Meeting David Tomas Martinez makes me wonder how many gang members are really frustrated poets.
“Growing up in the inner city, in southeast San Diego,” acknowledges Martinez, “You have to have a certain bravado, a toughness about you, if you don’t want to be messed with.”
The thirty-six-year-old credits the street with steeling him for the poetry world. “Part of what makes people want to write is ego and pride,” he explains. But he finds it difficult to withstand the constant criticism, the constant rejection. “Writing is like a no game,” he says; “It’s just like the way some people date: They say, ‘I am going to ask 20 girls out and eventually someone will say yes.’” Martinez chuckles. “Somebody, somewhere is going to go out on a date with me.”
And it appears that someone does want to go on a date with Martinez. His first collection of poetry, Hustle, is set to be released in 2014 by Sarabande Books.
Martinez came to poetry the long way. A teenage father who barely graduated high school, he joined the navy and then on to Job Corps. When he decided to go to college, he got a scholarship to play basketball. Though Martinez never actually got off the bench, he did eventually get his degree. With some encouragement from his teacher, his application to graduate school was a lark. The poet now admits that his obliviousness to failure may have helped him along the way.
“I had to blindly believe, almost religiously, that this was going to work out if I worked hard – which, in the back of my head, I knew was bullshit!” He laughs again. Martinez’s easy laugh is punctuated by a wheeze that makes him sound exposed, vulnerable.
A kind of bildungsroman, the poems of Hustle follow Martinez through his gang years, when he was stealing cars; they explore his relationships, family, and end with his return to San Diego after finishing graduate school. This kind of eclecticism clearly attracts Martinez, who is wont to say that he is friends with “professors and pimps.” The tattoos that serve as armor for his chest, back and arm convey his desire to avoid being mistaken for anything concealable.
“I never want to let go completely of the kid from Southeast San Diego, who was a gang member and who did what he had to do to survive. That was in my head, that I needed to do these things. It wasn’t true. But that kind of perspective that I had – it’s important to me that that person is never too far from who I am. I don’t ever want to bleach who I am, to make myself academic… I want to be educated but I don’t want the kind of austerity that can come with that. The hospital cleanness. The washing-away of personality.”
Despite his firm roots in California, Martinez is inspired by Houston: “I have never been around so many different types of people. The plurality of people is my favorite things about Houston. In Houston you can find an apartment building and a factory right next to each other. There is no way that won’t find its way into your work.”
Martinez now sees his writing as a chart of who he is, following the narratives that build inroads to identity.
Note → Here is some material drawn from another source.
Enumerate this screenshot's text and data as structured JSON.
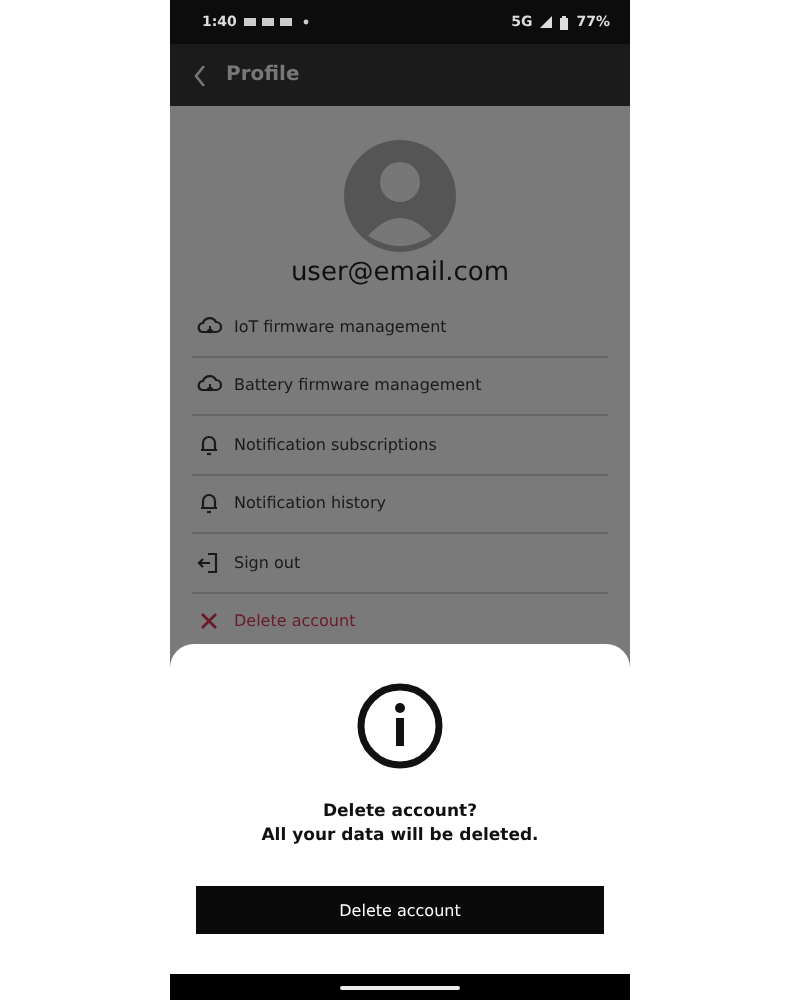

In the poem “Calaveras”, Martinez recounts a night trying to steal a car, offering, “This is mine. Where is the window to break in your life?” As he openly examines his own shadows, he surreptitiously implicates the reader. The path he makes in exploring “the liminal spaces of gender, ethnicity, social, economics, class, education, the educated, the uneducated,” pulls the rest of us in through his lens, “… what you have been through helps define who you are.”
Currently, the poet is working to pull together a roundtable featuring prominent Latino/a writers for a feature in the Spring 2013 issue of Gulf Coast Magazine, where he serves as Reviews and Interviews Editor. The process of constructing the panel has made him painfully aware of the dearth of Latina writers in our area.
This fuels Martinez’s attempts to transfer his own inspiration and resolve into his students at the University of Houston, “Everyone has witnessed some one who is physically gifted where you are like that person runs faster, bigger and naturally stronger …Writing is no different. It’s not just the most athletic people that make it to be professional athletes. It’s the people who put in the most effort, the people that work, the people that have enough things going right for them that they can make it work.”
David Tomas Martinez is published or forthcoming in San Diego Writer’s Ink Volume 2 and 3, Charlotte Journal, Poetry International, and been featured in Border Voices, among others.
-NICOLE ZAZA Nicole Zaza has worked as editor for Gulf Coast and Envy Magazine. A Houston native, she graduated with an MFA from the UH Creative Writing Program. She works as an adjunct professor at San Jacinto Community College and teaches writing classes at Inprint.